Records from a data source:
____

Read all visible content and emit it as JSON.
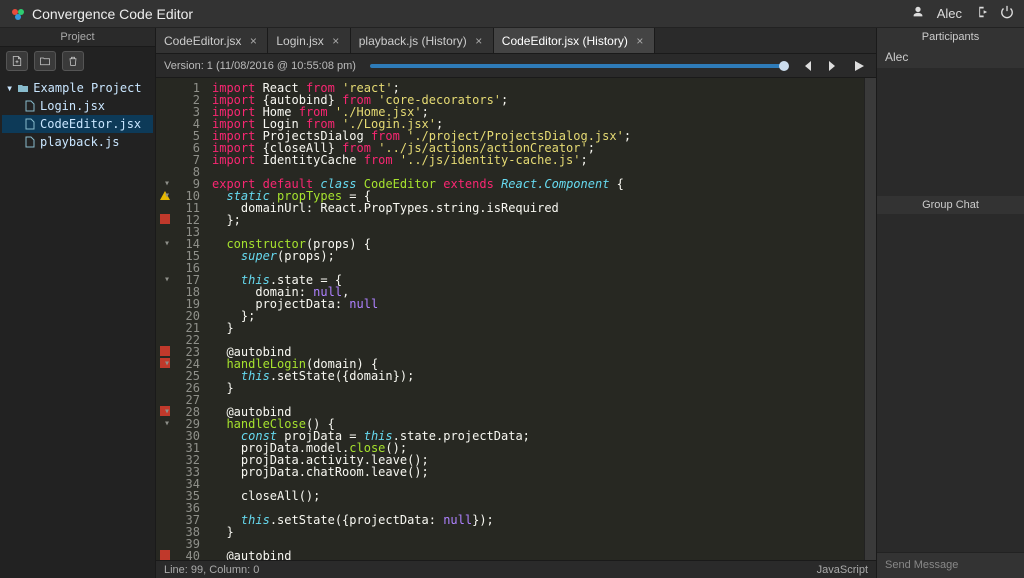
{
  "titlebar": {
    "title": "Convergence Code Editor",
    "user": "Alec"
  },
  "sidebar": {
    "header": "Project",
    "root": "Example Project",
    "files": [
      "Login.jsx",
      "CodeEditor.jsx",
      "playback.js"
    ],
    "selectedIndex": 1
  },
  "tabs": [
    {
      "label": "CodeEditor.jsx"
    },
    {
      "label": "Login.jsx"
    },
    {
      "label": "playback.js (History)"
    },
    {
      "label": "CodeEditor.jsx (History)"
    }
  ],
  "activeTab": 3,
  "history": {
    "label": "Version: 1 (11/08/2016 @ 10:55:08 pm)"
  },
  "status": {
    "left": "Line: 99, Column: 0",
    "right": "JavaScript"
  },
  "participants": {
    "header": "Participants",
    "items": [
      "Alec"
    ]
  },
  "chat": {
    "header": "Group Chat",
    "placeholder": "Send Message"
  },
  "gutter": {
    "marks": {
      "10": "warn",
      "12": "err",
      "23": "err",
      "24": "err",
      "28": "err",
      "40": "err"
    },
    "folds": [
      9,
      10,
      14,
      17,
      24,
      28,
      29
    ]
  },
  "code": [
    {
      "n": 1,
      "t": [
        [
          "kw",
          "import"
        ],
        [
          "id",
          " React "
        ],
        [
          "kw",
          "from"
        ],
        [
          "id",
          " "
        ],
        [
          "str",
          "'react'"
        ],
        [
          "id",
          ";"
        ]
      ]
    },
    {
      "n": 2,
      "t": [
        [
          "kw",
          "import"
        ],
        [
          "id",
          " {autobind} "
        ],
        [
          "kw",
          "from"
        ],
        [
          "id",
          " "
        ],
        [
          "str",
          "'core-decorators'"
        ],
        [
          "id",
          ";"
        ]
      ]
    },
    {
      "n": 3,
      "t": [
        [
          "kw",
          "import"
        ],
        [
          "id",
          " Home "
        ],
        [
          "kw",
          "from"
        ],
        [
          "id",
          " "
        ],
        [
          "str",
          "'./Home.jsx'"
        ],
        [
          "id",
          ";"
        ]
      ]
    },
    {
      "n": 4,
      "t": [
        [
          "kw",
          "import"
        ],
        [
          "id",
          " Login "
        ],
        [
          "kw",
          "from"
        ],
        [
          "id",
          " "
        ],
        [
          "str",
          "'./Login.jsx'"
        ],
        [
          "id",
          ";"
        ]
      ]
    },
    {
      "n": 5,
      "t": [
        [
          "kw",
          "import"
        ],
        [
          "id",
          " ProjectsDialog "
        ],
        [
          "kw",
          "from"
        ],
        [
          "id",
          " "
        ],
        [
          "str",
          "'./project/ProjectsDialog.jsx'"
        ],
        [
          "id",
          ";"
        ]
      ]
    },
    {
      "n": 6,
      "t": [
        [
          "kw",
          "import"
        ],
        [
          "id",
          " {closeAll} "
        ],
        [
          "kw",
          "from"
        ],
        [
          "id",
          " "
        ],
        [
          "str",
          "'../js/actions/actionCreator'"
        ],
        [
          "id",
          ";"
        ]
      ]
    },
    {
      "n": 7,
      "t": [
        [
          "kw",
          "import"
        ],
        [
          "id",
          " IdentityCache "
        ],
        [
          "kw",
          "from"
        ],
        [
          "id",
          " "
        ],
        [
          "str",
          "'../js/identity-cache.js'"
        ],
        [
          "id",
          ";"
        ]
      ]
    },
    {
      "n": 8,
      "t": [
        [
          "id",
          ""
        ]
      ]
    },
    {
      "n": 9,
      "t": [
        [
          "kw",
          "export"
        ],
        [
          "id",
          " "
        ],
        [
          "kw",
          "default"
        ],
        [
          "id",
          " "
        ],
        [
          "kw2",
          "class"
        ],
        [
          "id",
          " "
        ],
        [
          "name",
          "CodeEditor"
        ],
        [
          "id",
          " "
        ],
        [
          "kw",
          "extends"
        ],
        [
          "id",
          " "
        ],
        [
          "kw2",
          "React.Component"
        ],
        [
          "id",
          " {"
        ]
      ]
    },
    {
      "n": 10,
      "t": [
        [
          "id",
          "  "
        ],
        [
          "kw2",
          "static"
        ],
        [
          "id",
          " "
        ],
        [
          "name",
          "propTypes"
        ],
        [
          "id",
          " = {"
        ]
      ]
    },
    {
      "n": 11,
      "t": [
        [
          "id",
          "    domainUrl: React.PropTypes.string.isRequired"
        ]
      ]
    },
    {
      "n": 12,
      "t": [
        [
          "id",
          "  };"
        ]
      ]
    },
    {
      "n": 13,
      "t": [
        [
          "id",
          ""
        ]
      ]
    },
    {
      "n": 14,
      "t": [
        [
          "id",
          "  "
        ],
        [
          "name",
          "constructor"
        ],
        [
          "id",
          "(props) {"
        ]
      ]
    },
    {
      "n": 15,
      "t": [
        [
          "id",
          "    "
        ],
        [
          "kw2",
          "super"
        ],
        [
          "id",
          "(props);"
        ]
      ]
    },
    {
      "n": 16,
      "t": [
        [
          "id",
          ""
        ]
      ]
    },
    {
      "n": 17,
      "t": [
        [
          "id",
          "    "
        ],
        [
          "kw2",
          "this"
        ],
        [
          "id",
          ".state = {"
        ]
      ]
    },
    {
      "n": 18,
      "t": [
        [
          "id",
          "      domain: "
        ],
        [
          "num",
          "null"
        ],
        [
          "id",
          ","
        ]
      ]
    },
    {
      "n": 19,
      "t": [
        [
          "id",
          "      projectData: "
        ],
        [
          "num",
          "null"
        ]
      ]
    },
    {
      "n": 20,
      "t": [
        [
          "id",
          "    };"
        ]
      ]
    },
    {
      "n": 21,
      "t": [
        [
          "id",
          "  }"
        ]
      ]
    },
    {
      "n": 22,
      "t": [
        [
          "id",
          ""
        ]
      ]
    },
    {
      "n": 23,
      "t": [
        [
          "id",
          "  @autobind"
        ]
      ]
    },
    {
      "n": 24,
      "t": [
        [
          "id",
          "  "
        ],
        [
          "name",
          "handleLogin"
        ],
        [
          "id",
          "(domain) {"
        ]
      ]
    },
    {
      "n": 25,
      "t": [
        [
          "id",
          "    "
        ],
        [
          "kw2",
          "this"
        ],
        [
          "id",
          ".setState({domain});"
        ]
      ]
    },
    {
      "n": 26,
      "t": [
        [
          "id",
          "  }"
        ]
      ]
    },
    {
      "n": 27,
      "t": [
        [
          "id",
          ""
        ]
      ]
    },
    {
      "n": 28,
      "t": [
        [
          "id",
          "  @autobind"
        ]
      ]
    },
    {
      "n": 29,
      "t": [
        [
          "id",
          "  "
        ],
        [
          "name",
          "handleClose"
        ],
        [
          "id",
          "() {"
        ]
      ]
    },
    {
      "n": 30,
      "t": [
        [
          "id",
          "    "
        ],
        [
          "kw2",
          "const"
        ],
        [
          "id",
          " projData = "
        ],
        [
          "kw2",
          "this"
        ],
        [
          "id",
          ".state.projectData;"
        ]
      ]
    },
    {
      "n": 31,
      "t": [
        [
          "id",
          "    projData.model."
        ],
        [
          "name",
          "close"
        ],
        [
          "id",
          "();"
        ]
      ]
    },
    {
      "n": 32,
      "t": [
        [
          "id",
          "    projData.activity.leave();"
        ]
      ]
    },
    {
      "n": 33,
      "t": [
        [
          "id",
          "    projData.chatRoom.leave();"
        ]
      ]
    },
    {
      "n": 34,
      "t": [
        [
          "id",
          ""
        ]
      ]
    },
    {
      "n": 35,
      "t": [
        [
          "id",
          "    closeAll();"
        ]
      ]
    },
    {
      "n": 36,
      "t": [
        [
          "id",
          ""
        ]
      ]
    },
    {
      "n": 37,
      "t": [
        [
          "id",
          "    "
        ],
        [
          "kw2",
          "this"
        ],
        [
          "id",
          ".setState({projectData: "
        ],
        [
          "num",
          "null"
        ],
        [
          "id",
          "});"
        ]
      ]
    },
    {
      "n": 38,
      "t": [
        [
          "id",
          "  }"
        ]
      ]
    },
    {
      "n": 39,
      "t": [
        [
          "id",
          ""
        ]
      ]
    },
    {
      "n": 40,
      "t": [
        [
          "id",
          "  @autobind"
        ]
      ]
    }
  ]
}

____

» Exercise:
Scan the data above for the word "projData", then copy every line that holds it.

» Answer for the task:
          " projData = "
          "    projData.model."
          "    projData.activity.leave();"
          "    projData.chatRoom.leave();"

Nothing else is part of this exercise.